Going through the data below, find how many lines include the word "Reimbursement", and reply with that number alone.

[Input data Boundary: Start]

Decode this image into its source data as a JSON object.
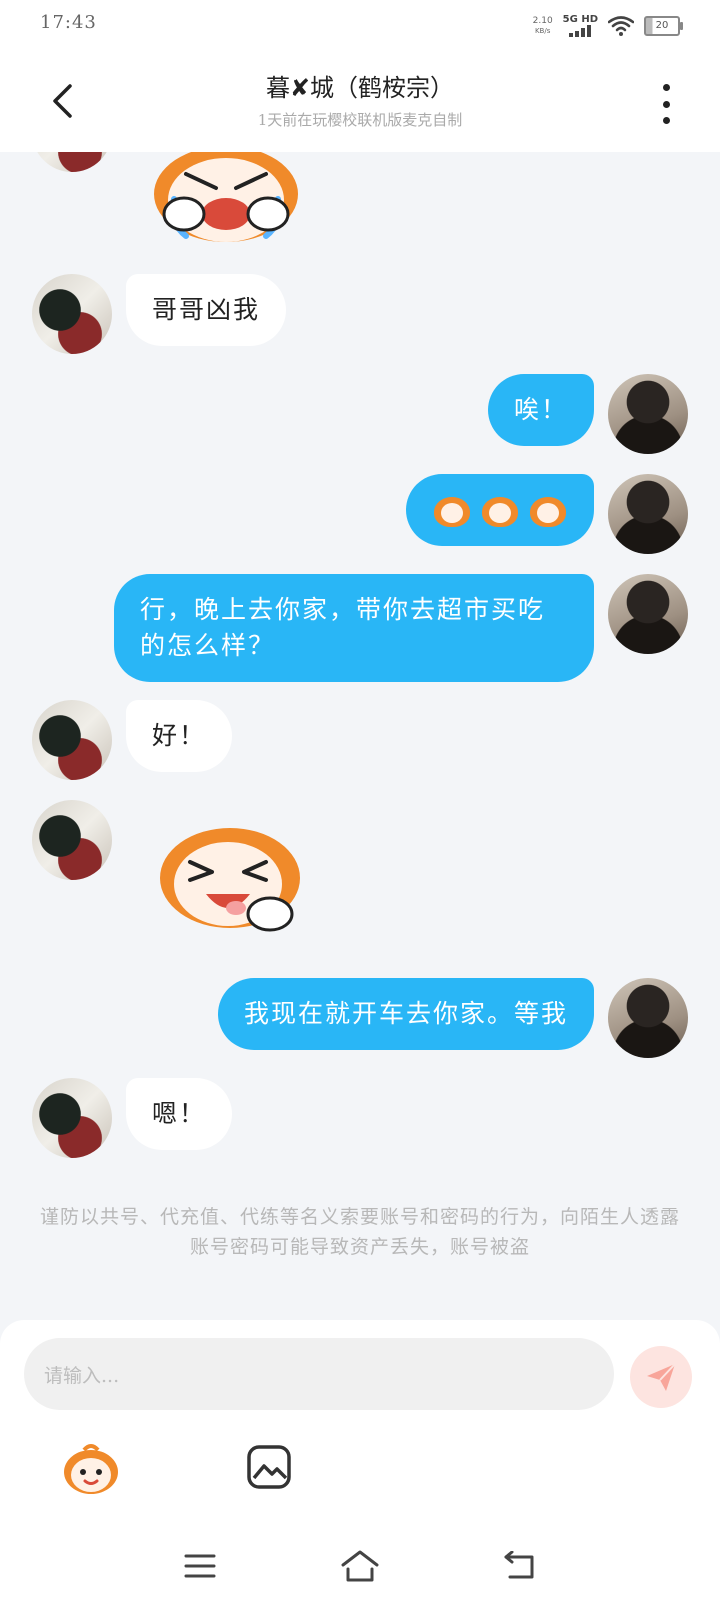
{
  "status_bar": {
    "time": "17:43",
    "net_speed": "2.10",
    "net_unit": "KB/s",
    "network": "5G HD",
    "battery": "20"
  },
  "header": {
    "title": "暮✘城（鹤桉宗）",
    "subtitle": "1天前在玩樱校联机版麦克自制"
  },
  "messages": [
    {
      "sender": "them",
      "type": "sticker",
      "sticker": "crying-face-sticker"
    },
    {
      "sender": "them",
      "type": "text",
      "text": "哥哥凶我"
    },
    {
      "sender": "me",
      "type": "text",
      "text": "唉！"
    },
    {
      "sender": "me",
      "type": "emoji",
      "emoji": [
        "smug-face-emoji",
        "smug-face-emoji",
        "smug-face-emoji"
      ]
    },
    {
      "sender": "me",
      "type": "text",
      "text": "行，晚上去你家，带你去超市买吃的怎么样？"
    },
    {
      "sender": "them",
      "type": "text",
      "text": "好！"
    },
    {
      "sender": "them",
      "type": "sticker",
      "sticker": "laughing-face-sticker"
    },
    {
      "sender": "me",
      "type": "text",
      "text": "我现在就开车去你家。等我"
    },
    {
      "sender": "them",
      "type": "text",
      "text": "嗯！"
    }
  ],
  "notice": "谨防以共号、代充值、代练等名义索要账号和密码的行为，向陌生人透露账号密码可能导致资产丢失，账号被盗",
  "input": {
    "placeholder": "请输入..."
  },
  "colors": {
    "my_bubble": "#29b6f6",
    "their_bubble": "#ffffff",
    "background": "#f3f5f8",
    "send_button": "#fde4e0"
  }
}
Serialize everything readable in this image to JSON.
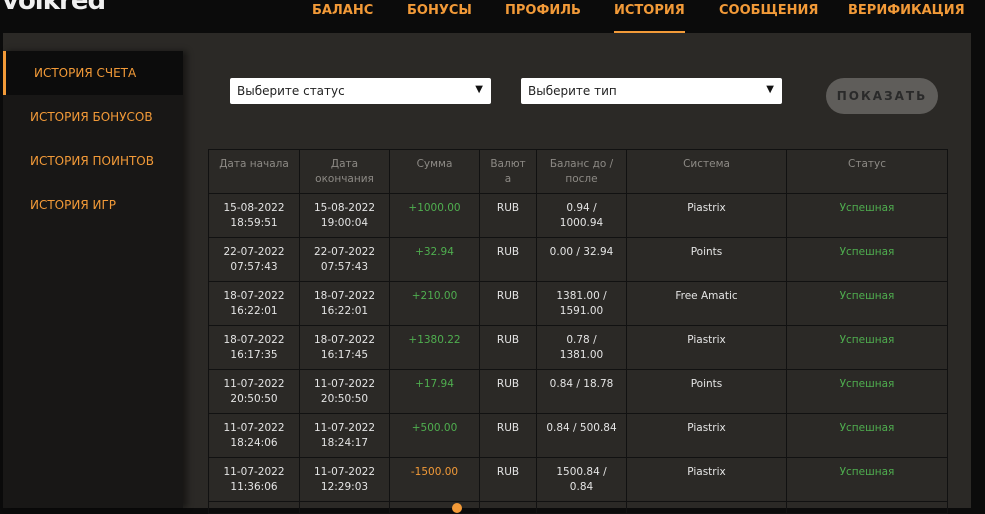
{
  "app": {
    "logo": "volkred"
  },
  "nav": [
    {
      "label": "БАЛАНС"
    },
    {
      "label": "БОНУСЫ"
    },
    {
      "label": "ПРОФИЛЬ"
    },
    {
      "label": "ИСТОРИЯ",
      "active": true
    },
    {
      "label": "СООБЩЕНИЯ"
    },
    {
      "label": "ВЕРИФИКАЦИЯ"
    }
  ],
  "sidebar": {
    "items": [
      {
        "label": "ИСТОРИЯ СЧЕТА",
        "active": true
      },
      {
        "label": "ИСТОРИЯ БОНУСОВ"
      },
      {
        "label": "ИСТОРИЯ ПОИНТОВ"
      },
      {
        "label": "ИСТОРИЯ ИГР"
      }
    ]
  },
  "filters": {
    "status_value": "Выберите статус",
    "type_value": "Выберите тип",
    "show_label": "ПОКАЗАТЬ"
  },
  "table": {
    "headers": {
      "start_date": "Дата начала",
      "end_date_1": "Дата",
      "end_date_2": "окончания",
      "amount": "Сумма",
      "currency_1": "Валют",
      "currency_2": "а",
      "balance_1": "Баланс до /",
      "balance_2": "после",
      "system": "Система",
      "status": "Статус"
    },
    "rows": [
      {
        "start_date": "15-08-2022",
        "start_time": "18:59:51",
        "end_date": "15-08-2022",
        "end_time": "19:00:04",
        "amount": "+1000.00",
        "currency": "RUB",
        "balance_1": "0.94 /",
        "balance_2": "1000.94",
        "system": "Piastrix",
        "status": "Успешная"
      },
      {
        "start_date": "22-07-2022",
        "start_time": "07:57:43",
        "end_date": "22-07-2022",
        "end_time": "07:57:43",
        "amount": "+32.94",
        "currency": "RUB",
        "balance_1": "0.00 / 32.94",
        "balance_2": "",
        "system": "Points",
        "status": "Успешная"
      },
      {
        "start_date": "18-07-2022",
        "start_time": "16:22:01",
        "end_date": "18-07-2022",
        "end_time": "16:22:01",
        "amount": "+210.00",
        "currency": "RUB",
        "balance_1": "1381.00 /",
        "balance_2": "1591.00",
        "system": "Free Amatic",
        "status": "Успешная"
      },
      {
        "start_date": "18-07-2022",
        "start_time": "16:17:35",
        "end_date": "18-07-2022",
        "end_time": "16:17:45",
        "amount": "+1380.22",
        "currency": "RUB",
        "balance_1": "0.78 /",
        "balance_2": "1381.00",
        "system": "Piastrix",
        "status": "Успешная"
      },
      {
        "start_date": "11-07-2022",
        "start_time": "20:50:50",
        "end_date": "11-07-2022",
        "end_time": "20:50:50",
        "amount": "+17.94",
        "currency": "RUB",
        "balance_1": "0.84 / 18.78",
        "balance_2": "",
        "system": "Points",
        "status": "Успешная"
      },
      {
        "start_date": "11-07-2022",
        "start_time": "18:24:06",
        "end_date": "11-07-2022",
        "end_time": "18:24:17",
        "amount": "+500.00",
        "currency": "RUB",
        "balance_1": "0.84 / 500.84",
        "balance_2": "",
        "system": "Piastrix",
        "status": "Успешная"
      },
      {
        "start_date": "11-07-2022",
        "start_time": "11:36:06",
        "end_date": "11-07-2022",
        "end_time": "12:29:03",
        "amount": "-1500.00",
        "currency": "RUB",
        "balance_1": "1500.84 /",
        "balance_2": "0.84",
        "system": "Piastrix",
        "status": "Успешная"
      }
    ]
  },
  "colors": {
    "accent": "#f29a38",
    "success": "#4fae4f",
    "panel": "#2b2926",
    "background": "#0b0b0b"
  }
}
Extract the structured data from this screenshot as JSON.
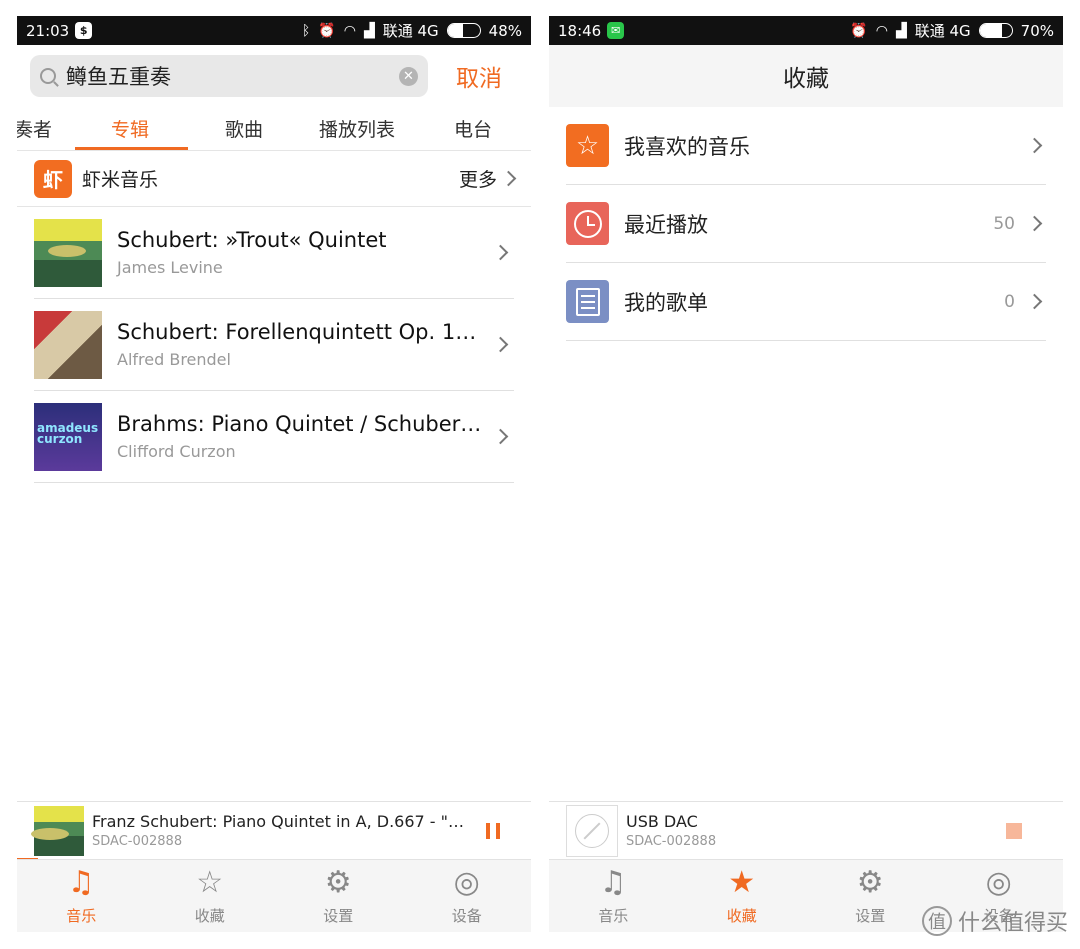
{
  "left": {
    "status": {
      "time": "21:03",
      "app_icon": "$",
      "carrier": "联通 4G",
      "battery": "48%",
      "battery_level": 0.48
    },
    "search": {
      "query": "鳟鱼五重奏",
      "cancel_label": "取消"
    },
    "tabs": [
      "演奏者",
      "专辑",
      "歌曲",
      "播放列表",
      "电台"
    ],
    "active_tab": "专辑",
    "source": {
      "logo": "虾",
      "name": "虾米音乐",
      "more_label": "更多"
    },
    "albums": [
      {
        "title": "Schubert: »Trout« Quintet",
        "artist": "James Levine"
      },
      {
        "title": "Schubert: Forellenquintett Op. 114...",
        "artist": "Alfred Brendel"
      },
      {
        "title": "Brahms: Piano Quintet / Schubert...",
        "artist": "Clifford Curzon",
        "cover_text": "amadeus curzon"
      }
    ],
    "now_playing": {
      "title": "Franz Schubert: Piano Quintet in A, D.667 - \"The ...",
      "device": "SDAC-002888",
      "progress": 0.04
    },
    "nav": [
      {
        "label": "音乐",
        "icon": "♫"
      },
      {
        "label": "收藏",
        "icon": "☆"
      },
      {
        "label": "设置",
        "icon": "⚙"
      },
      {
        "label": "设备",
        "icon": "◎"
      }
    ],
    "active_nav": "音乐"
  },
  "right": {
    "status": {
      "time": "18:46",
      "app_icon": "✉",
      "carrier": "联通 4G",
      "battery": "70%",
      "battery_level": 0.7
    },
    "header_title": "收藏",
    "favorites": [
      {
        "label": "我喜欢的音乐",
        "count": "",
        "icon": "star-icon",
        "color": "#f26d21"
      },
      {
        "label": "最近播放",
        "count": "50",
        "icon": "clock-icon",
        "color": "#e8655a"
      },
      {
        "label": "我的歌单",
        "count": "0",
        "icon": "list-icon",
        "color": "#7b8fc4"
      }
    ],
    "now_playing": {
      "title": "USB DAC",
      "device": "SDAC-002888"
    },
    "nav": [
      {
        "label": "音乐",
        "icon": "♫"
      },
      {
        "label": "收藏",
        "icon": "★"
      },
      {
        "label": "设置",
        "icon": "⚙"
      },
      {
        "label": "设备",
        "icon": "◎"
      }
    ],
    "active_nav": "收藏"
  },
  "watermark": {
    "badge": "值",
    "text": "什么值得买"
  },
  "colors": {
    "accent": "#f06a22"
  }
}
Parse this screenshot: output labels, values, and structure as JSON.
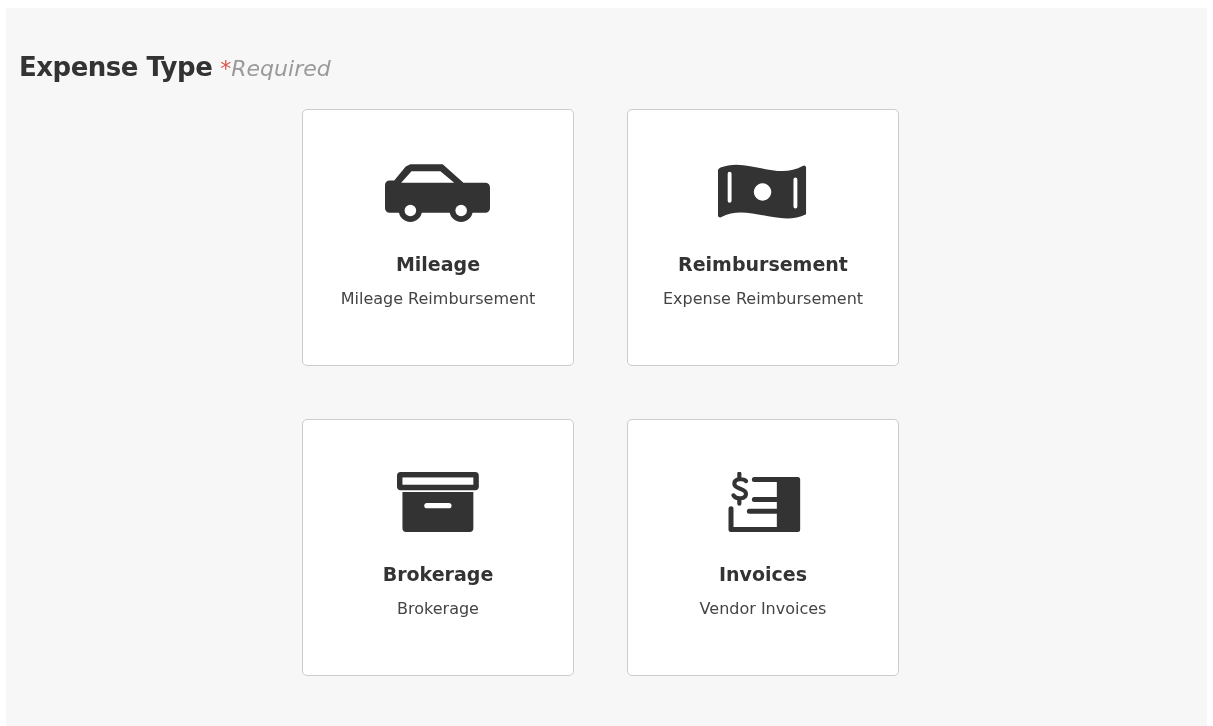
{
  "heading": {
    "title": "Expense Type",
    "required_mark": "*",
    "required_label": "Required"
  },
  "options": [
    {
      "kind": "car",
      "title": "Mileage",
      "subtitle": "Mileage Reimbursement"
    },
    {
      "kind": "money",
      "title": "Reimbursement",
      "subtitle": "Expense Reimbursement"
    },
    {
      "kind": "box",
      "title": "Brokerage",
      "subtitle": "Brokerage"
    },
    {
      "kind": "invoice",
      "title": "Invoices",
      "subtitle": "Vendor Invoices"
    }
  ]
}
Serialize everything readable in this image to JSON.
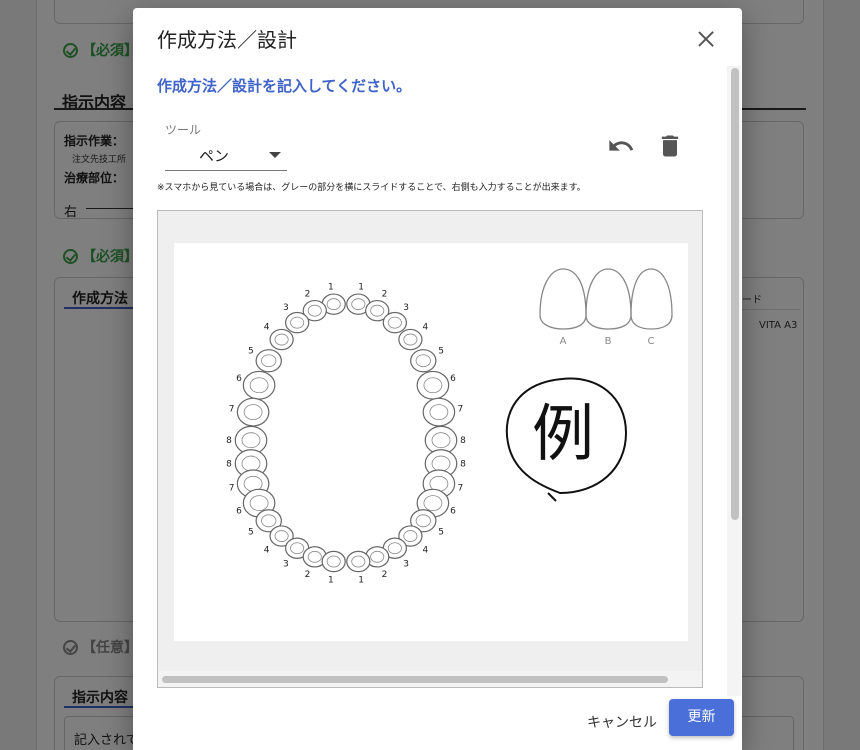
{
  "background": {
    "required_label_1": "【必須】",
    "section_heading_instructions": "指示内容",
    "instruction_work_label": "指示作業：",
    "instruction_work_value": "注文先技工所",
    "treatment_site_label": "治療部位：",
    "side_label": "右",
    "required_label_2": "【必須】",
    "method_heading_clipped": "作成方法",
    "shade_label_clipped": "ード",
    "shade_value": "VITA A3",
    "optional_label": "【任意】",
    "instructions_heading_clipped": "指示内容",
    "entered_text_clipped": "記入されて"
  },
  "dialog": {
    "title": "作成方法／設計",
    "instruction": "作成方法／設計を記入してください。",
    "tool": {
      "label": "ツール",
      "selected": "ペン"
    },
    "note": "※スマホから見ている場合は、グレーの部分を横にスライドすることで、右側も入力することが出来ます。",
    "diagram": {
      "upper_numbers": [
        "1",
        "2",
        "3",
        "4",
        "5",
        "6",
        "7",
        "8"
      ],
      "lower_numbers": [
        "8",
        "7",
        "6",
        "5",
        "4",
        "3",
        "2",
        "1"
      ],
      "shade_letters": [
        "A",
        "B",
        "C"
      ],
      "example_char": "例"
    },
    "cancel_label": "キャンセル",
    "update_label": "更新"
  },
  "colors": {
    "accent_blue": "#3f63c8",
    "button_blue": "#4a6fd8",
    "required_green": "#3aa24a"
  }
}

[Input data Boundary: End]

-- Final answer --
3